» PROBLEM TO SOLVE
Exactly as written, print out each entry in the data, with no pictures.

Excerpts from an interface dataset
*** Begin section ***

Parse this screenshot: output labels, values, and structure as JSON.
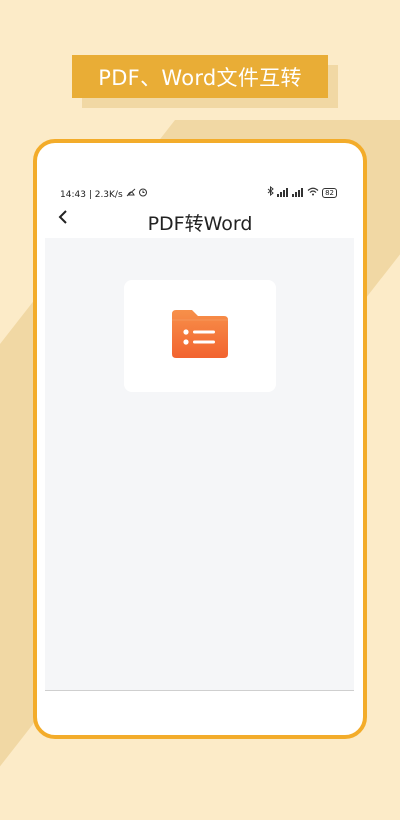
{
  "banner": {
    "text": "PDF、Word文件互转"
  },
  "status_bar": {
    "time": "14:43",
    "speed": "2.3K/s",
    "battery": "82"
  },
  "header": {
    "title": "PDF转Word"
  },
  "colors": {
    "background": "#fcebc8",
    "banner": "#e9ad36",
    "frame_border": "#f3ac2a",
    "folder_icon": "#f36f3a"
  },
  "icons": [
    "back-icon",
    "folder-list-icon",
    "bluetooth-icon",
    "wifi-icon",
    "alarm-icon"
  ]
}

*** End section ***

» EXERCISE RESPONSE
Parse this screenshot: output labels, values, and structure as JSON.
{
  "banner": {
    "text": "PDF、Word文件互转"
  },
  "status_bar": {
    "time": "14:43",
    "speed": "2.3K/s",
    "battery": "82"
  },
  "header": {
    "title": "PDF转Word"
  },
  "colors": {
    "background": "#fcebc8",
    "banner": "#e9ad36",
    "frame_border": "#f3ac2a",
    "folder_icon": "#f36f3a"
  },
  "icons": [
    "back-icon",
    "folder-list-icon",
    "bluetooth-icon",
    "wifi-icon",
    "alarm-icon"
  ]
}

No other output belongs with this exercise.